Other than that, for tips on traveling, you should absorb your surroundings. Get to know the land, the people, the food, the sights, the sounds, everything! Find everything to be fascinating, and you will take great photographs.

10. Would you give us a glimpse of your working space? Describe it and tell us what you love most about it.
Ah, unfortunately I don’t have a picture of my working space, but I will gladly describe it for you! I work in my bedroom; it’s the brightest room in the house. I have a vintage yellow desk with a beautiful wooden chair with green cushions. This is where I draw, write, and plan out my photo-shoots. I have black and white photographs taped to the wall above and next to my desk (film stills from old movies, photographs by Helmut Newton, and pictures of inspirational people like David Lynch). I have a small record player next to my desk, and just the right amount of old jazz records to keep me company while I muse.

11. Besides photographing, what do you love most doing?
I play the piano. I’ve been learning my entire life and I went to a music conservatory for a year to study the piano before I decided to pursue the visual arts. I also love to read. I haven’t had enough time recently, but I can’t wait to sit down with a good book this winter!

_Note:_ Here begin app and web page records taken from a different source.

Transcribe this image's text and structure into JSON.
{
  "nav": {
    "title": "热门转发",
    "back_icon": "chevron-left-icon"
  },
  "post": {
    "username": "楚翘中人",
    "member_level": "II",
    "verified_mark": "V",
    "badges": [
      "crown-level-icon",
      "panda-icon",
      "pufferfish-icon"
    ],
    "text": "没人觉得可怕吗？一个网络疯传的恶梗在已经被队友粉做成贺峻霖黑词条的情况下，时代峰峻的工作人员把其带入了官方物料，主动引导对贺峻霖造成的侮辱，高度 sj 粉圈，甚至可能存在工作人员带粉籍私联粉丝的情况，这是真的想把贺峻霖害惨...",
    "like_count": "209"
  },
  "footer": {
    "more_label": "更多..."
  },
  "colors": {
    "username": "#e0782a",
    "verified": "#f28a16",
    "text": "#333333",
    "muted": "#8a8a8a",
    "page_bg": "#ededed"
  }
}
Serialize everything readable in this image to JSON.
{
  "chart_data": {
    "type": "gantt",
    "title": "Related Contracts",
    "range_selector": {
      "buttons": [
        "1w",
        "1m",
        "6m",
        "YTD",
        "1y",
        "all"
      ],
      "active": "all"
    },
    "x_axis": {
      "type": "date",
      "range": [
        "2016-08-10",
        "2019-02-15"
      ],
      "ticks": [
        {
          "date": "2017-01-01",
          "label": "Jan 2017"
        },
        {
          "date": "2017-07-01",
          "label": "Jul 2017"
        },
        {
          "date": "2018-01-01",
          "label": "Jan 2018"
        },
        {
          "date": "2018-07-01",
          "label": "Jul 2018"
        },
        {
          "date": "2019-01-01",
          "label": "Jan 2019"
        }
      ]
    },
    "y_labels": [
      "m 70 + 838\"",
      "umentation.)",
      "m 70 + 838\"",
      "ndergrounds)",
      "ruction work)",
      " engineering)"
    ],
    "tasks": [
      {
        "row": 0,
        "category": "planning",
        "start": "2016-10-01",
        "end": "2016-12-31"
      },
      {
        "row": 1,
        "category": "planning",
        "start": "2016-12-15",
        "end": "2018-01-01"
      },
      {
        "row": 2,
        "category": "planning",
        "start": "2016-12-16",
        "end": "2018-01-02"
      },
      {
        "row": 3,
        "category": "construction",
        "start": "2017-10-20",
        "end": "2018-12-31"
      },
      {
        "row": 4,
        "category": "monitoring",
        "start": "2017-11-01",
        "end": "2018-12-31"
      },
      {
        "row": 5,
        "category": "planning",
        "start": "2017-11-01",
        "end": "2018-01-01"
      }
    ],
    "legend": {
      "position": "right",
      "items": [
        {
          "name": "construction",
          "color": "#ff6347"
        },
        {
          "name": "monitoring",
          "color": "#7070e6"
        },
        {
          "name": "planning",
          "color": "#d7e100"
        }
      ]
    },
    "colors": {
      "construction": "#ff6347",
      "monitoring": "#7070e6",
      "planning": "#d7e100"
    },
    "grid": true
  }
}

12. You were born in Taiwan and now live in Raleigh, North Carolina, USA. How is it like living there? Would you like to live anywhere else one day?
I love Raleigh. I’ve grown to love it; I grew up in a tiny town in northern Michigan, and I moved to North Carolina when I was 10. It was hard for me to leave the house where I spent my childhood. I want to go back to visit someday.

Raleigh is beautiful in its own way though. It has wonderful museums, and my favourite coffee shop in the world is located downtown (Morning Times). Raleigh is also about 2-3 hours away from the beach, and about four hours away from the mountains. It’s the best of both worlds.

I would like to live in England one day, but in the near future, I want to have my own apartment in New York City, maybe in Brooklyn!

13. If you could live in any historical era of your choice, what would it be? Why?
Honestly, even though I love history, I would choose to live as I am. I guess in my fantasies I would live in medieval Europe, but I strongly believe that even though our society today experiences many setbacks, the world is a better place for all people now. I would love to travel back in time, but I am content with where I am now. The past will always be there for me when I’m feeling nostalgic.

14. What advices would you give to someone who would also like to become a photographer?
Take photographs of things or people that you love. You can’t create great art unless you’re really passionate about what you’re doing.

Don’t get sucked into the fierce competition out there in the world. Focus on creating art for yourself, not for other people. Develop your own style and state it loud and clear through your art.

And lastly, never judge yourself based on other photographers! Everyone is so different and unique, you can’t possibly compare your work to another person. Who’s to say they’re better than you?! :)

15. What are your plans for the future? And your most unrealistic dreams?
My most unrealistic dreams include the ability to transform myself into whatever animal or object I want, and being able to live as someone else for a few days. But really, I want to travel the world and photograph people and places, and I want to work in the film industry. I don’t know if those plans will actually happen, but we’ll see!

Now a quick question and answer game so we can find a bit more about you and your tastes! Tell us one:

book: "Once There Was a War" (John Steinbeck)
music: Al Bowlly (one of my favourite jazz musicians)
movie: Paris, Texas (1984 // Wim Wenders)
personality/artist: James Stewart
color: the color of the ocean
object: my record player
animal: the dog
drink: mulled apple cider
food: any kind of soup
season of the year: I cannot choose between summer and winter. I love them both.
travel destination: Israel
piece of clothing: a beautiful vintage sweater
secret: I always cry when a group of people sing Auld Lang Syne in old movies.

Thank you so much for sharing your world of beauty with us Valerie!


  1. amazing interview you've made! beautiful to read & lovely pictures! <3




Ana Pina | blog

All rights reserved | Powered by Blogger